This approach will allow day-by-day, data-driven assessment of the changing risk-benefit analysis that will influence our clinical care delivery for the foreseeable future. It will allow an ability to take into consideration the expert opinion from our front-line faculty and staff, as well as our site-specific leaders, and facilitate granular understanding of the medical and logistical issues that will alter our ability to deliver the best care possible.

Of note, we will not be classifying cases with a blanket term “elective,” as this does not recognize the broad spectrum of risk associated with cases that fall outside our leveling system. Also, we anticipate, based on current CDC and NIH projections, that COVID will be a factor in our area for at least 3 months. As such, simply canceling a case for people with progressive medical conditions will not make the cases go away, but rather increase the morbidity and mortality of the conditions when they represent. Finally, although COVID is a clear risk to all, it is but one of many competing risks. Thus, we do not think it appropriate to assign cases solely based on COVID-associated risks, but rather to assimilate the entire picture for each case on each given day.

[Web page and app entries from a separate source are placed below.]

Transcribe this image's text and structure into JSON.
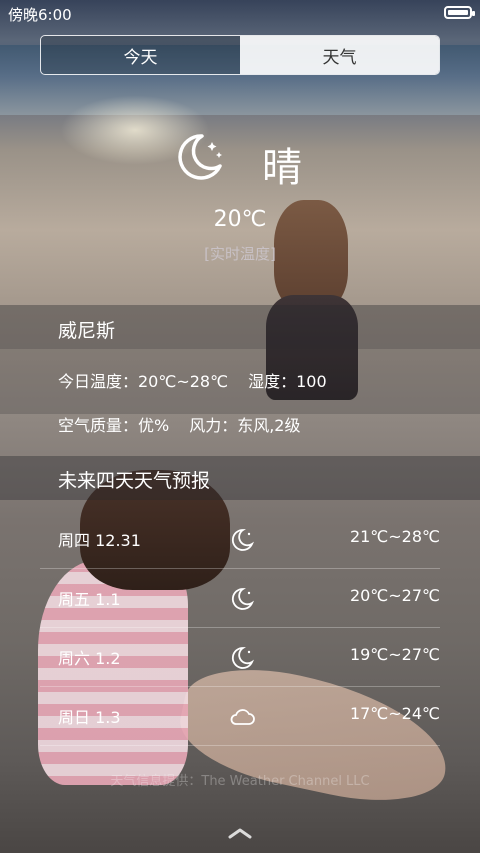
{
  "status_bar": {
    "time": "傍晚6:00",
    "battery_icon": "battery-icon"
  },
  "tabs": [
    {
      "label": "今天",
      "active": true
    },
    {
      "label": "天气",
      "active": false
    }
  ],
  "current": {
    "icon": "moon-icon",
    "condition": "晴",
    "temperature": "20℃",
    "note": "[实时温度]"
  },
  "city": "威尼斯",
  "details": {
    "temp_range": "今日温度：20℃~28℃",
    "humidity": "湿度：100",
    "air_quality": "空气质量：优%",
    "wind": "风力：东风,2级"
  },
  "forecast": {
    "title": "未来四天天气预报",
    "days": [
      {
        "day": "周四 12.31",
        "icon": "moon-icon",
        "range": "21℃~28℃"
      },
      {
        "day": "周五 1.1",
        "icon": "moon-icon",
        "range": "20℃~27℃"
      },
      {
        "day": "周六 1.2",
        "icon": "moon-icon",
        "range": "19℃~27℃"
      },
      {
        "day": "周日 1.3",
        "icon": "cloud-icon",
        "range": "17℃~24℃"
      }
    ]
  },
  "watermark": "天气信息提供：The Weather Channel LLC",
  "bottom_handle": "chevron-up-icon",
  "colors": {
    "tab_inactive_bg": "#ffffff",
    "note_text": "#c8c1c5"
  }
}
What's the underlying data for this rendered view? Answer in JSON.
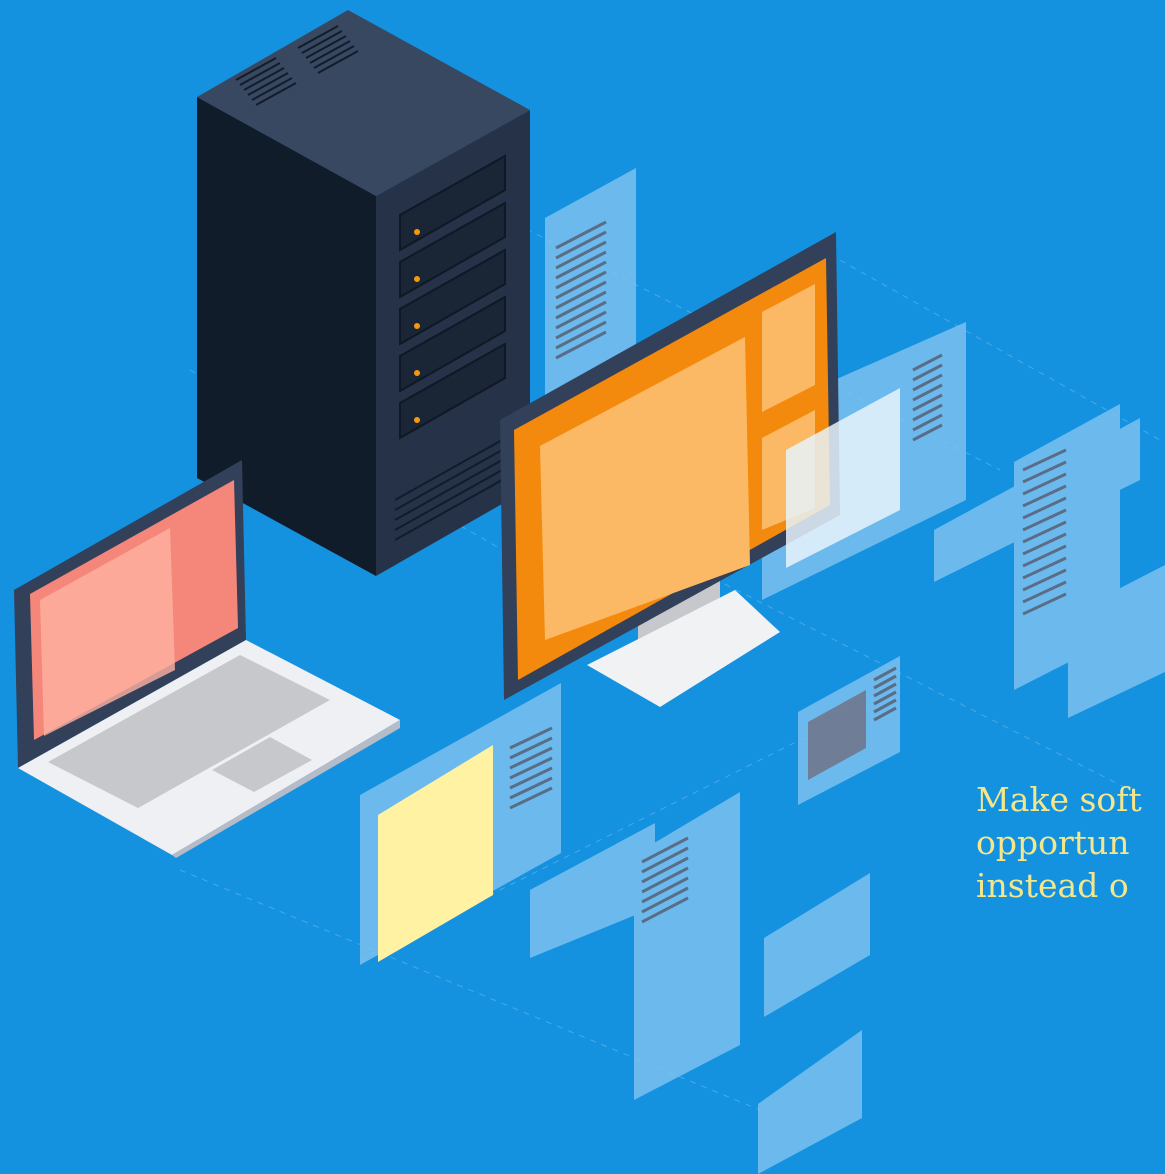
{
  "colors": {
    "background": "#1492e0",
    "panel": "#7cc2ef",
    "server_front": "#263247",
    "server_side": "#111c2b",
    "server_top": "#394861",
    "server_led": "#f59a0f",
    "laptop_screen": "#f4877a",
    "monitor_screen": "#f48a0d",
    "monitor_tile": "#fbb965",
    "sticky_note": "#fff3a3",
    "small_tile": "#6f7e96",
    "tagline": "#f4e68a"
  },
  "tagline": {
    "lines": [
      "Make soft",
      "opportun",
      "instead o"
    ]
  }
}
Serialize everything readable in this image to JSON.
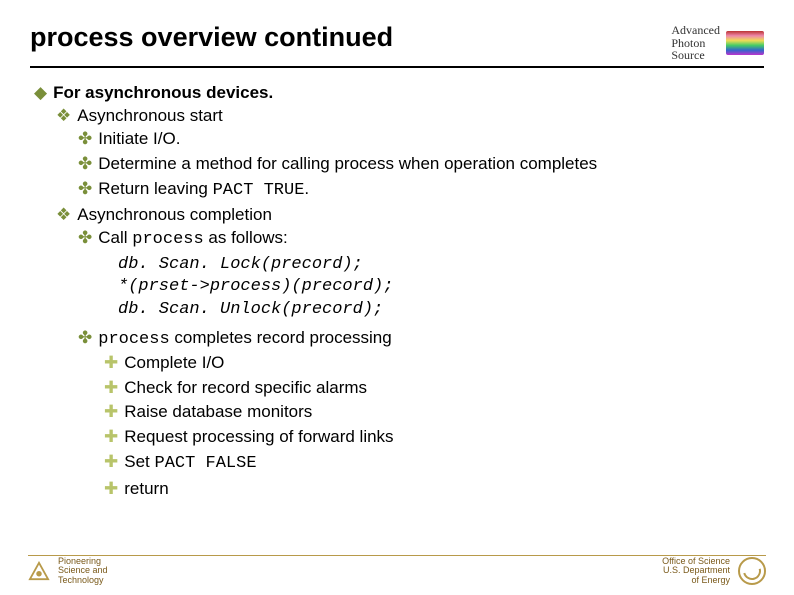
{
  "title": "process overview continued",
  "aps_logo_line1": "Advanced",
  "aps_logo_line2": "Photon",
  "aps_logo_line3": "Source",
  "l1": "For asynchronous devices.",
  "l2a": "Asynchronous start",
  "l3a1": "Initiate I/O.",
  "l3a2": "Determine a method for calling process when operation completes",
  "l3a3_pre": "Return leaving ",
  "l3a3_code": "PACT TRUE",
  "l3a3_post": ".",
  "l2b": "Asynchronous completion",
  "l3b1_pre": "Call ",
  "l3b1_code": "process",
  "l3b1_post": " as follows:",
  "code1": "db. Scan. Lock(precord);",
  "code2": "*(prset->process)(precord);",
  "code3": "db. Scan. Unlock(precord);",
  "l3b2_code": "process",
  "l3b2_post": " completes record processing",
  "l4c1": "Complete I/O",
  "l4c2": "Check for record specific alarms",
  "l4c3": "Raise database monitors",
  "l4c4": "Request processing of forward links",
  "l4c5_pre": "Set ",
  "l4c5_code": "PACT FALSE",
  "l4c6": "return",
  "footer_left_l1": "Pioneering",
  "footer_left_l2": "Science and",
  "footer_left_l3": "Technology",
  "footer_right_l1": "Office of Science",
  "footer_right_l2": "U.S. Department",
  "footer_right_l3": "of Energy"
}
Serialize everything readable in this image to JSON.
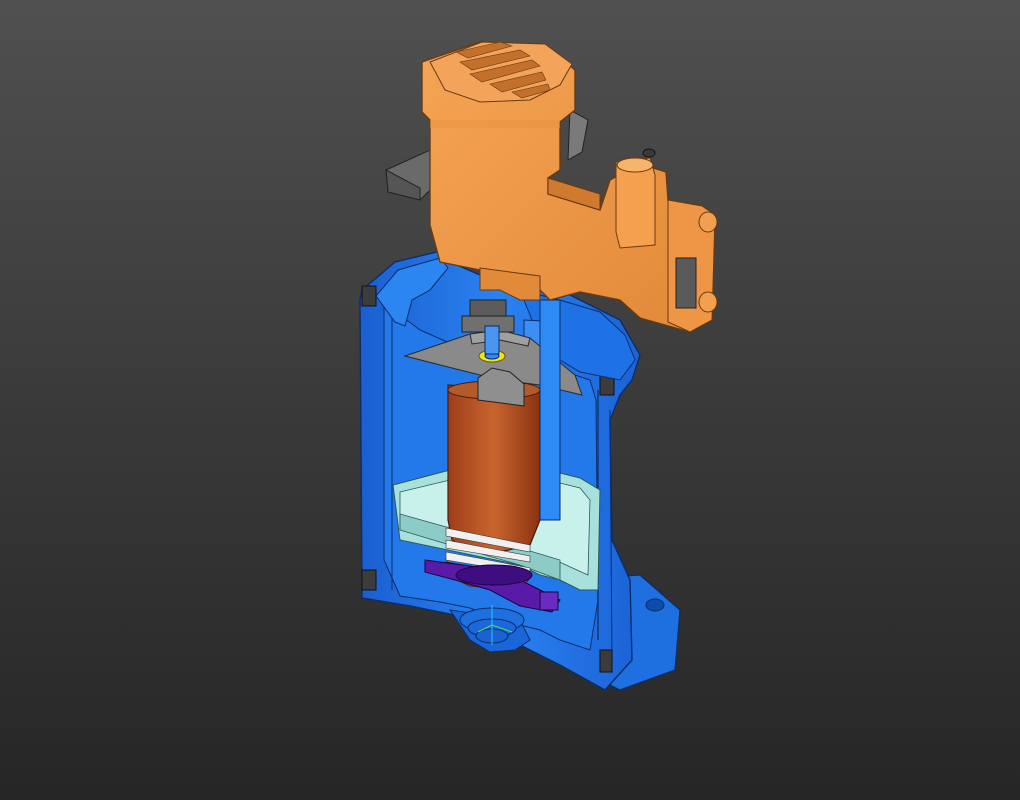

With this approach, prioritization based on medical necessity will be determined by physicians with sufficient subject matter expertise, and implementation based on the changing logistical and system- wide landscape will be conducted in a coordinated fashion with our Health System.

Thank you for your professionalism.

Allan

Allan D. Kirk, MD, PhD, FACS

Surgeon-in-Chief

Duke University Health System